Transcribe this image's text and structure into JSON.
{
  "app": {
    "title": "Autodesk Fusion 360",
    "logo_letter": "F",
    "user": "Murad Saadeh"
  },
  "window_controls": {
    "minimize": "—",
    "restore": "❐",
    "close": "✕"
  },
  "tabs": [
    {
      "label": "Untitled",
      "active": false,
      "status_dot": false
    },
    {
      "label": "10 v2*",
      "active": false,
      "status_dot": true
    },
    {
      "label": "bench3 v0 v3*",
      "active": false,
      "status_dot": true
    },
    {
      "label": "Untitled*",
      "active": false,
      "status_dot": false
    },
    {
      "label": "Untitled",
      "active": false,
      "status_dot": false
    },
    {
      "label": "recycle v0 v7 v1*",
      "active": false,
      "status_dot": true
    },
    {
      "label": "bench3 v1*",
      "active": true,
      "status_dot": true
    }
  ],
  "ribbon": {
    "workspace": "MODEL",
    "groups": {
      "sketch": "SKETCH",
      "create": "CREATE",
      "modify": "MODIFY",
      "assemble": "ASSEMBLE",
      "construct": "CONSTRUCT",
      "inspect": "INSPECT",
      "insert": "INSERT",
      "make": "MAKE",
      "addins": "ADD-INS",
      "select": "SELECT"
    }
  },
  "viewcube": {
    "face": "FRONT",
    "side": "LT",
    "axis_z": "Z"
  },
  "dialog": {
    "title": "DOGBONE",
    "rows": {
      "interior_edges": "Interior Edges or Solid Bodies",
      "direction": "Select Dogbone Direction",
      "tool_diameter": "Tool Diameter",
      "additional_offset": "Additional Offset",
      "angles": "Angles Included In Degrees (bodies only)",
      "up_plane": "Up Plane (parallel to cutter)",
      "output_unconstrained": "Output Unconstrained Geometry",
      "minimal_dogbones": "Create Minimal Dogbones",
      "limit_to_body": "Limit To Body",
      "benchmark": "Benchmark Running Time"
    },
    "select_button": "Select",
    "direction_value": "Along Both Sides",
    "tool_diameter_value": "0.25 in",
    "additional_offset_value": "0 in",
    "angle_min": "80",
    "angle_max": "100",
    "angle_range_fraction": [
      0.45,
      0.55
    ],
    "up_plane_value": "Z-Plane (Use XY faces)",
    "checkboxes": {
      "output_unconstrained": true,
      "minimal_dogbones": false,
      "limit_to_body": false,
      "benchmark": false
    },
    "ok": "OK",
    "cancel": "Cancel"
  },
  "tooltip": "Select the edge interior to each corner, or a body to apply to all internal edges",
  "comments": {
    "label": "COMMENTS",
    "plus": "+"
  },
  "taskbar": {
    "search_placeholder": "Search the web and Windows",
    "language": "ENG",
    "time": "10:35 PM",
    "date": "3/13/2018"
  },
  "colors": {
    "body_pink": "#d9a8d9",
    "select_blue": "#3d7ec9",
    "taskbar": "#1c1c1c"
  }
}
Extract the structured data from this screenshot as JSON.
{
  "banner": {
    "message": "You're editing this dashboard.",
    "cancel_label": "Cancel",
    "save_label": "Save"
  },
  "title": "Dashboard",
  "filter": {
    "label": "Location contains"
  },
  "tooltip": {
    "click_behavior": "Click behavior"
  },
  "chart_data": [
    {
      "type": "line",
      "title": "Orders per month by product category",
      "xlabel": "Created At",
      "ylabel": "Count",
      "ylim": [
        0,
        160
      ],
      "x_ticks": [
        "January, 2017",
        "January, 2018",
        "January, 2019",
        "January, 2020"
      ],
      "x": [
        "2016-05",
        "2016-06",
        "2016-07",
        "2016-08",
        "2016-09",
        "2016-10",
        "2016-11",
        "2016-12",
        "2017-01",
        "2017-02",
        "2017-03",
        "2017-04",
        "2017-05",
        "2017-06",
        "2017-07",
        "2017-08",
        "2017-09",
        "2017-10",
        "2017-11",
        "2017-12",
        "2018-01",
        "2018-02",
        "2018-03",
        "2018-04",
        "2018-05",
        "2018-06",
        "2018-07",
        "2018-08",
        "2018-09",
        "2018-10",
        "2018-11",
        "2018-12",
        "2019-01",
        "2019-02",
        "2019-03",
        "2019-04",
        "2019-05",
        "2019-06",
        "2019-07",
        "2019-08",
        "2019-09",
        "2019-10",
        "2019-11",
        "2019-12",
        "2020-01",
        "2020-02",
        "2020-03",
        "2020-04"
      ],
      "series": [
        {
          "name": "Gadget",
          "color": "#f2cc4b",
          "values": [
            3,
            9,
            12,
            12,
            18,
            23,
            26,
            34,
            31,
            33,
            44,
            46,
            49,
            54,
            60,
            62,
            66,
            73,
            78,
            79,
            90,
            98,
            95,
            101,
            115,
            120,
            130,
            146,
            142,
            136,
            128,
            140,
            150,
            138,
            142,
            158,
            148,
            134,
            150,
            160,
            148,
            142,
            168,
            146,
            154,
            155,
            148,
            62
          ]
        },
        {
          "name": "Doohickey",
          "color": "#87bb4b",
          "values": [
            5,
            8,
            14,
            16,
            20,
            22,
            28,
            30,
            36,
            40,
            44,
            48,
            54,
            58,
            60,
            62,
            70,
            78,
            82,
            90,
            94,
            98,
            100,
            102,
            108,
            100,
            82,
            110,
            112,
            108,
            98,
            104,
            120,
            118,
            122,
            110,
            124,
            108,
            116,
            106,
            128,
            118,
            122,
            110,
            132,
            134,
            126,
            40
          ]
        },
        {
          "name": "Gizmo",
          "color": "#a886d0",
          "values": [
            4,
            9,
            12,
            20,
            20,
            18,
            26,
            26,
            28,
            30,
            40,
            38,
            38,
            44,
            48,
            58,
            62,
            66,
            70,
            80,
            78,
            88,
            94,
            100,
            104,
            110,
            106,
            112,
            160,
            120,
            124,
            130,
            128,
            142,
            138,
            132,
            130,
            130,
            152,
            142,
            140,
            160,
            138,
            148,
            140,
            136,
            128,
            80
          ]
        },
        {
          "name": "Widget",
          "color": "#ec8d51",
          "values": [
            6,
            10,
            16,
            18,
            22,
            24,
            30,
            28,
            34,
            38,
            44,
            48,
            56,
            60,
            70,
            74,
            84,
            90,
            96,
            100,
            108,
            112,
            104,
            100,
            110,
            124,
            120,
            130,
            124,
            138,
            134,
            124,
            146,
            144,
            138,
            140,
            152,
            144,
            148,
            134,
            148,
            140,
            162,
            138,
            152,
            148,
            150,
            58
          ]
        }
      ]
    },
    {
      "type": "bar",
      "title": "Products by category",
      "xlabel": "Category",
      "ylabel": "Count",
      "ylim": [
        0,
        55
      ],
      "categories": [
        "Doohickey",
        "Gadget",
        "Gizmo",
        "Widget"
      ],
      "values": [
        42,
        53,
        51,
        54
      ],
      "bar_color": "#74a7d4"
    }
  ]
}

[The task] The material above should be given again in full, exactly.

[Result]
Transcribe this image's text and structure into JSON.
{
  "app": {
    "title": "Autodesk Fusion 360",
    "logo_letter": "F",
    "user": "Murad Saadeh"
  },
  "window_controls": {
    "minimize": "—",
    "restore": "❐",
    "close": "✕"
  },
  "tabs": [
    {
      "label": "Untitled",
      "active": false,
      "status_dot": false
    },
    {
      "label": "10 v2*",
      "active": false,
      "status_dot": true
    },
    {
      "label": "bench3 v0 v3*",
      "active": false,
      "status_dot": true
    },
    {
      "label": "Untitled*",
      "active": false,
      "status_dot": false
    },
    {
      "label": "Untitled",
      "active": false,
      "status_dot": false
    },
    {
      "label": "recycle v0 v7 v1*",
      "active": false,
      "status_dot": true
    },
    {
      "label": "bench3 v1*",
      "active": true,
      "status_dot": true
    }
  ],
  "ribbon": {
    "workspace": "MODEL",
    "groups": {
      "sketch": "SKETCH",
      "create": "CREATE",
      "modify": "MODIFY",
      "assemble": "ASSEMBLE",
      "construct": "CONSTRUCT",
      "inspect": "INSPECT",
      "insert": "INSERT",
      "make": "MAKE",
      "addins": "ADD-INS",
      "select": "SELECT"
    }
  },
  "viewcube": {
    "face": "FRONT",
    "side": "LT",
    "axis_z": "Z"
  },
  "dialog": {
    "title": "DOGBONE",
    "rows": {
      "interior_edges": "Interior Edges or Solid Bodies",
      "direction": "Select Dogbone Direction",
      "tool_diameter": "Tool Diameter",
      "additional_offset": "Additional Offset",
      "angles": "Angles Included In Degrees (bodies only)",
      "up_plane": "Up Plane (parallel to cutter)",
      "output_unconstrained": "Output Unconstrained Geometry",
      "minimal_dogbones": "Create Minimal Dogbones",
      "limit_to_body": "Limit To Body",
      "benchmark": "Benchmark Running Time"
    },
    "select_button": "Select",
    "direction_value": "Along Both Sides",
    "tool_diameter_value": "0.25 in",
    "additional_offset_value": "0 in",
    "angle_min": "80",
    "angle_max": "100",
    "angle_range_fraction": [
      0.45,
      0.55
    ],
    "up_plane_value": "Z-Plane (Use XY faces)",
    "checkboxes": {
      "output_unconstrained": true,
      "minimal_dogbones": false,
      "limit_to_body": false,
      "benchmark": false
    },
    "ok": "OK",
    "cancel": "Cancel"
  },
  "tooltip": "Select the edge interior to each corner, or a body to apply to all internal edges",
  "comments": {
    "label": "COMMENTS",
    "plus": "+"
  },
  "taskbar": {
    "search_placeholder": "Search the web and Windows",
    "language": "ENG",
    "time": "10:35 PM",
    "date": "3/13/2018"
  },
  "colors": {
    "body_pink": "#d9a8d9",
    "select_blue": "#3d7ec9",
    "taskbar": "#1c1c1c"
  }
}
Extract the structured data from this screenshot as JSON.
{
  "banner": {
    "message": "You're editing this dashboard.",
    "cancel_label": "Cancel",
    "save_label": "Save"
  },
  "title": "Dashboard",
  "filter": {
    "label": "Location contains"
  },
  "tooltip": {
    "click_behavior": "Click behavior"
  },
  "chart_data": [
    {
      "type": "line",
      "title": "Orders per month by product category",
      "xlabel": "Created At",
      "ylabel": "Count",
      "ylim": [
        0,
        160
      ],
      "x_ticks": [
        "January, 2017",
        "January, 2018",
        "January, 2019",
        "January, 2020"
      ],
      "x": [
        "2016-05",
        "2016-06",
        "2016-07",
        "2016-08",
        "2016-09",
        "2016-10",
        "2016-11",
        "2016-12",
        "2017-01",
        "2017-02",
        "2017-03",
        "2017-04",
        "2017-05",
        "2017-06",
        "2017-07",
        "2017-08",
        "2017-09",
        "2017-10",
        "2017-11",
        "2017-12",
        "2018-01",
        "2018-02",
        "2018-03",
        "2018-04",
        "2018-05",
        "2018-06",
        "2018-07",
        "2018-08",
        "2018-09",
        "2018-10",
        "2018-11",
        "2018-12",
        "2019-01",
        "2019-02",
        "2019-03",
        "2019-04",
        "2019-05",
        "2019-06",
        "2019-07",
        "2019-08",
        "2019-09",
        "2019-10",
        "2019-11",
        "2019-12",
        "2020-01",
        "2020-02",
        "2020-03",
        "2020-04"
      ],
      "series": [
        {
          "name": "Gadget",
          "color": "#f2cc4b",
          "values": [
            3,
            9,
            12,
            12,
            18,
            23,
            26,
            34,
            31,
            33,
            44,
            46,
            49,
            54,
            60,
            62,
            66,
            73,
            78,
            79,
            90,
            98,
            95,
            101,
            115,
            120,
            130,
            146,
            142,
            136,
            128,
            140,
            150,
            138,
            142,
            158,
            148,
            134,
            150,
            160,
            148,
            142,
            168,
            146,
            154,
            155,
            148,
            62
          ]
        },
        {
          "name": "Doohickey",
          "color": "#87bb4b",
          "values": [
            5,
            8,
            14,
            16,
            20,
            22,
            28,
            30,
            36,
            40,
            44,
            48,
            54,
            58,
            60,
            62,
            70,
            78,
            82,
            90,
            94,
            98,
            100,
            102,
            108,
            100,
            82,
            110,
            112,
            108,
            98,
            104,
            120,
            118,
            122,
            110,
            124,
            108,
            116,
            106,
            128,
            118,
            122,
            110,
            132,
            134,
            126,
            40
          ]
        },
        {
          "name": "Gizmo",
          "color": "#a886d0",
          "values": [
            4,
            9,
            12,
            20,
            20,
            18,
            26,
            26,
            28,
            30,
            40,
            38,
            38,
            44,
            48,
            58,
            62,
            66,
            70,
            80,
            78,
            88,
            94,
            100,
            104,
            110,
            106,
            112,
            160,
            120,
            124,
            130,
            128,
            142,
            138,
            132,
            130,
            130,
            152,
            142,
            140,
            160,
            138,
            148,
            140,
            136,
            128,
            80
          ]
        },
        {
          "name": "Widget",
          "color": "#ec8d51",
          "values": [
            6,
            10,
            16,
            18,
            22,
            24,
            30,
            28,
            34,
            38,
            44,
            48,
            56,
            60,
            70,
            74,
            84,
            90,
            96,
            100,
            108,
            112,
            104,
            100,
            110,
            124,
            120,
            130,
            124,
            138,
            134,
            124,
            146,
            144,
            138,
            140,
            152,
            144,
            148,
            134,
            148,
            140,
            162,
            138,
            152,
            148,
            150,
            58
          ]
        }
      ]
    },
    {
      "type": "bar",
      "title": "Products by category",
      "xlabel": "Category",
      "ylabel": "Count",
      "ylim": [
        0,
        55
      ],
      "categories": [
        "Doohickey",
        "Gadget",
        "Gizmo",
        "Widget"
      ],
      "values": [
        42,
        53,
        51,
        54
      ],
      "bar_color": "#74a7d4"
    }
  ]
}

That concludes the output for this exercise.